China's sizzling economy grew by 10.2 percent in the first quarter from the same quarter last year, overshooting its official target, but inflation stayed low and growth didn't appear to be dangerously fast, the government said yesterday.
Industrial output, driven by booming exports, soared 16.7 percent while retail sales also increased, the National Bureau of Statistics reported. It said consumer prices rose just 1.2 percent.
Chinese leaders have warned that excessively rapid growth could ignite inflation and cause financial problems. But they have avoided raising interest rates to cool off the economy, trying instead to cut investment in energy-guzzling factories and real estate while maintaining high growth to reduce poverty.
The government's growth target this year is 8 percent, but forecasts by the World Bank and other experts range as high as 9.5 percent. China's economy expanded by 9.9 percent last year.
The latest figure "looks a little bit bad because it was 0.3 percentage points higher than in 2005," Zheng Jingping (鄭京平), a spokesman for the statistics bureau, said at a news conference.
But "it's really within the potential range for growth" and in line with previous years, Zheng said.
"We still need to keep fairly fast economic growth," he said. "We want to solve the poverty problem in rural areas."
Total economic output from January through March totaled 4.33 trillion yuan (US$540 billion), according to Zheng.
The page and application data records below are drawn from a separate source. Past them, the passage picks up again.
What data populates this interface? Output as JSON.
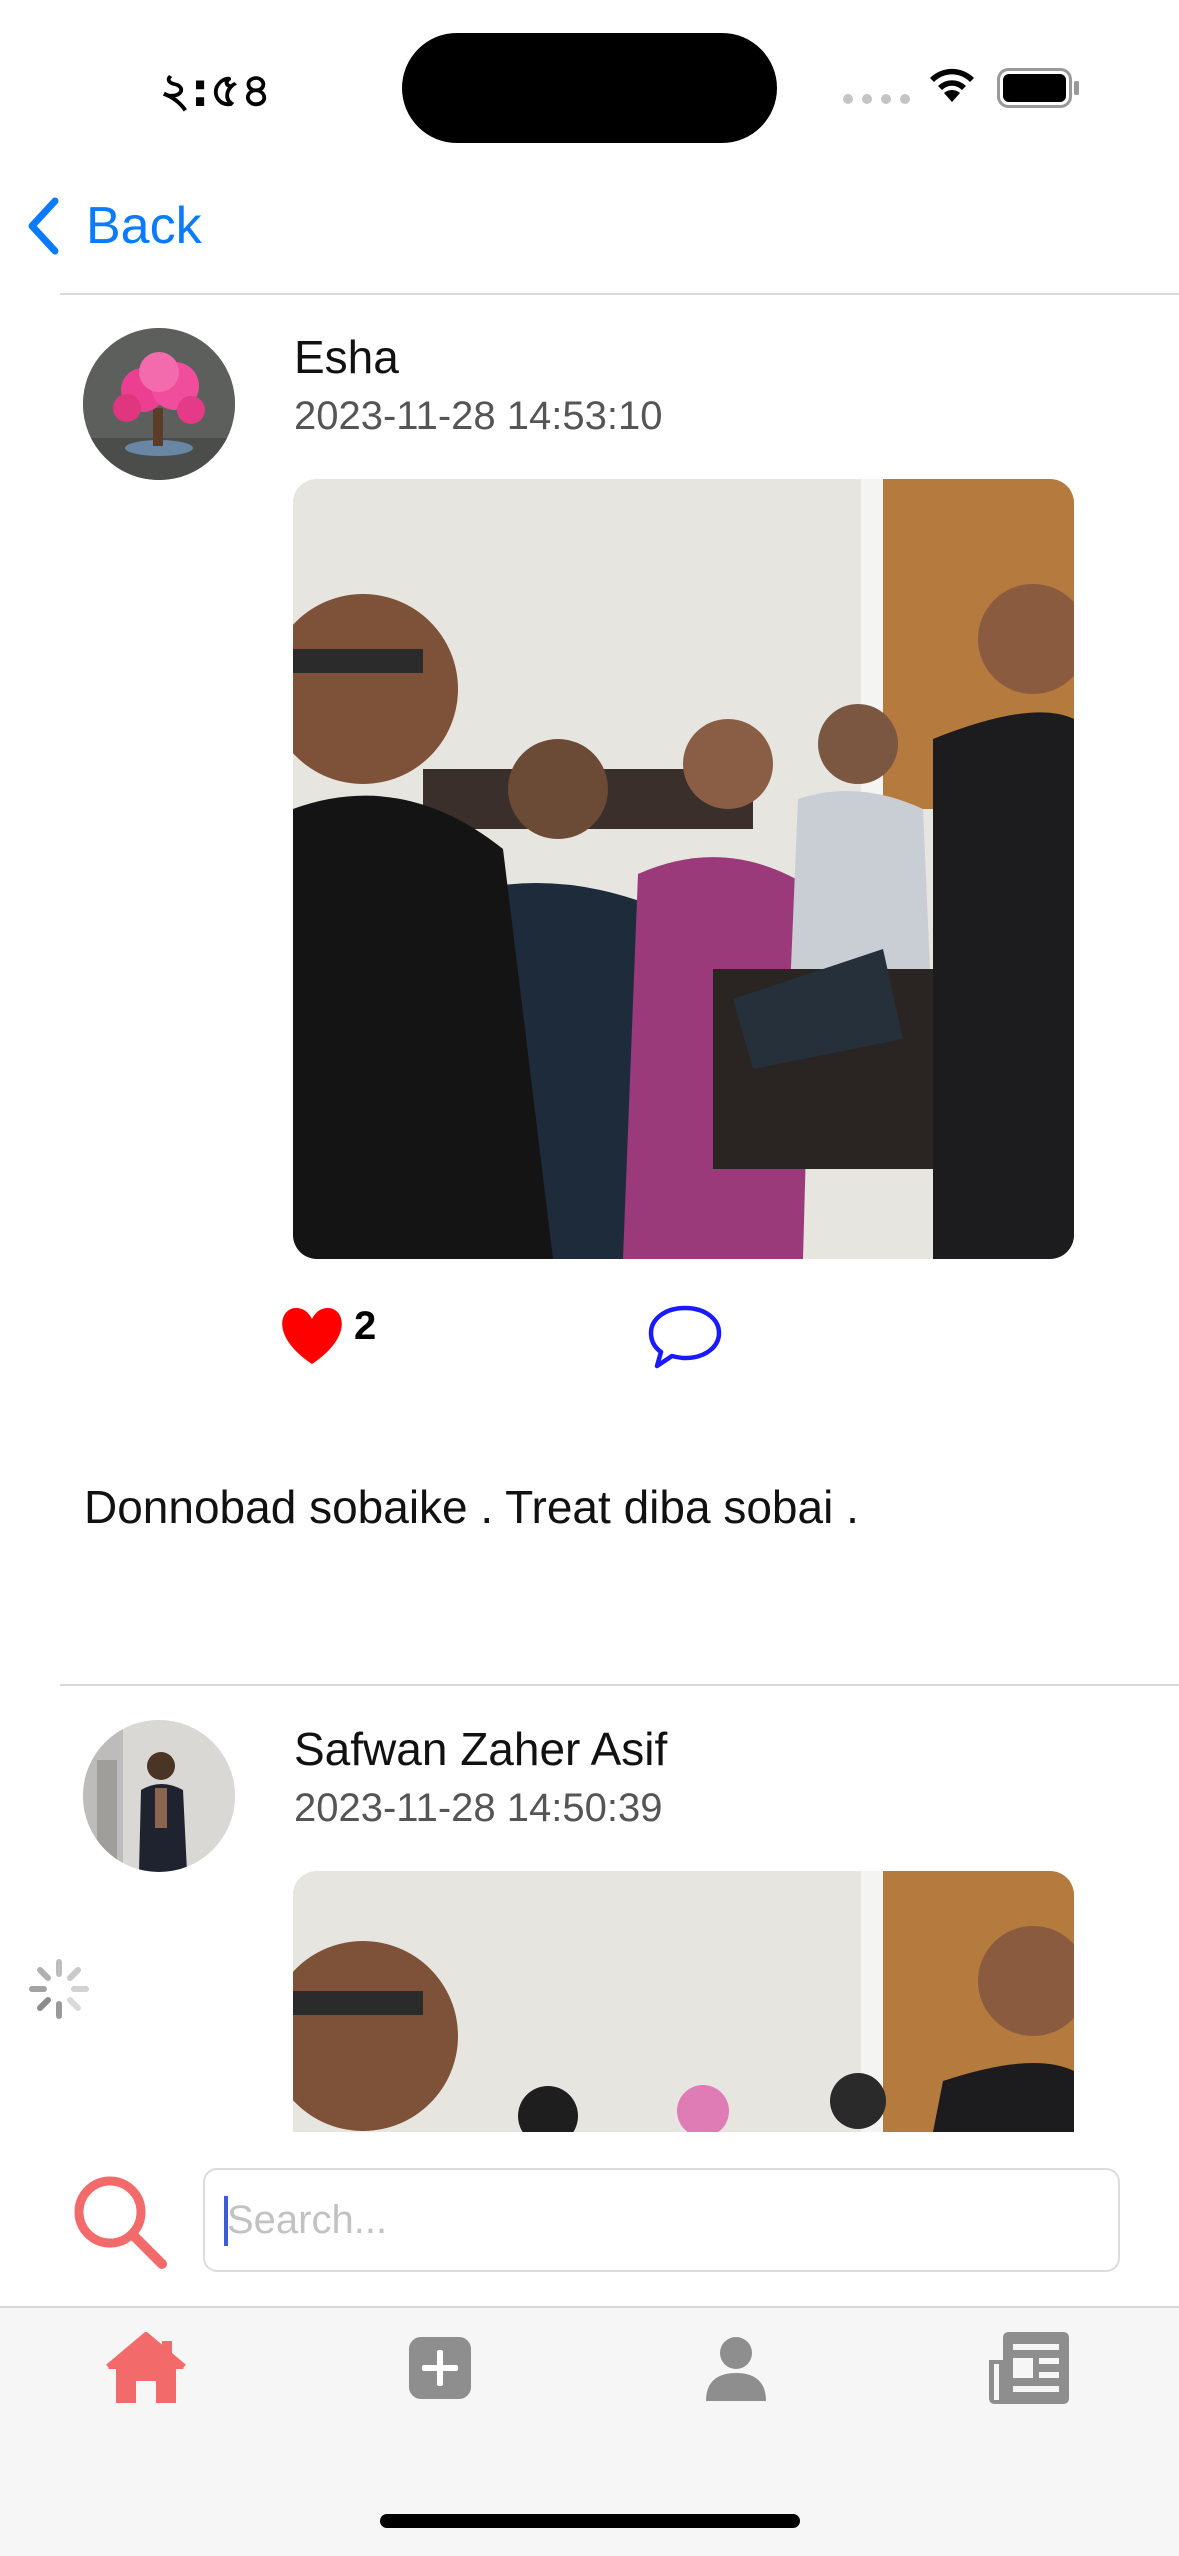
{
  "status_bar": {
    "time": "২:৫৪"
  },
  "nav": {
    "back_label": "Back"
  },
  "posts": [
    {
      "author": "Esha",
      "timestamp": "2023-11-28 14:53:10",
      "likes": "2",
      "text": "Donnobad sobaike . Treat diba sobai  ."
    },
    {
      "author": "Safwan Zaher Asif",
      "timestamp": "2023-11-28 14:50:39"
    }
  ],
  "search": {
    "placeholder": "Search..."
  },
  "tabs": [
    {
      "icon": "home-icon",
      "active": true
    },
    {
      "icon": "add-post-icon",
      "active": false
    },
    {
      "icon": "profile-icon",
      "active": false
    },
    {
      "icon": "news-icon",
      "active": false
    }
  ],
  "colors": {
    "accent": "#0a7bff",
    "like": "#ff0000",
    "comment": "#1a1aff",
    "tab_active": "#f26a6a",
    "tab_inactive": "#8e8e8e"
  }
}
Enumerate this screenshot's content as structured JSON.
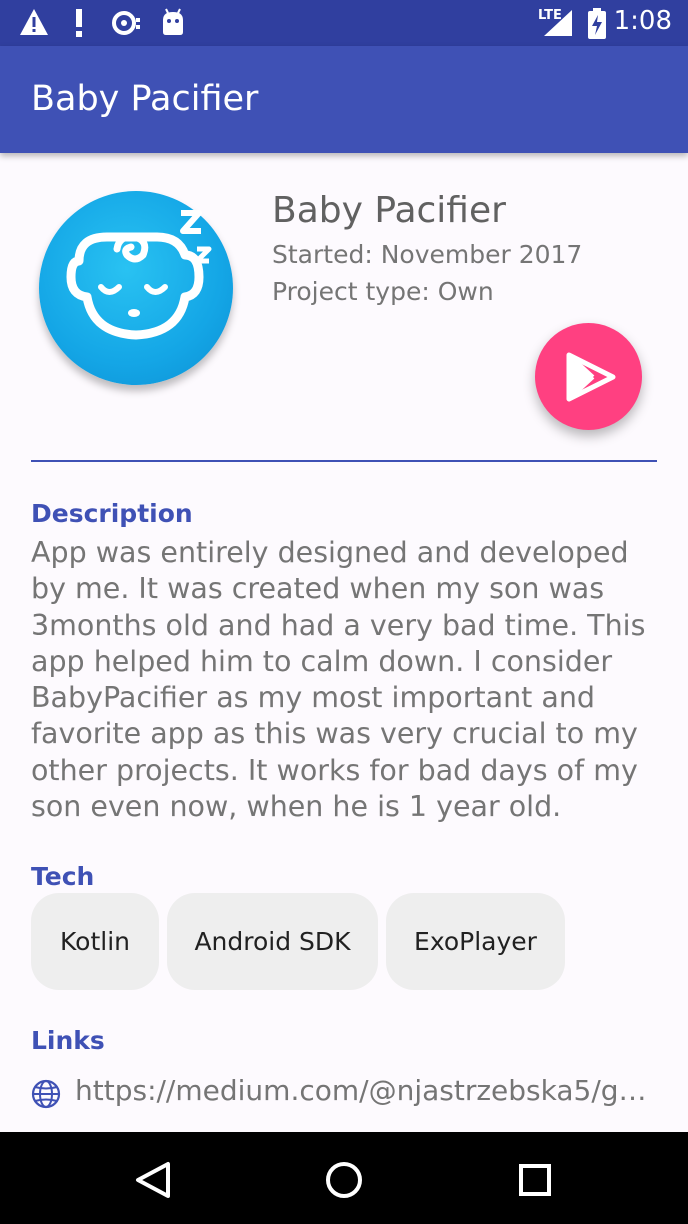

Investment in factories, roads and other fixed assets rose by 27.7 percent from January to March, the bureau said, suggesting that official efforts to reduce such spending were only partially effective.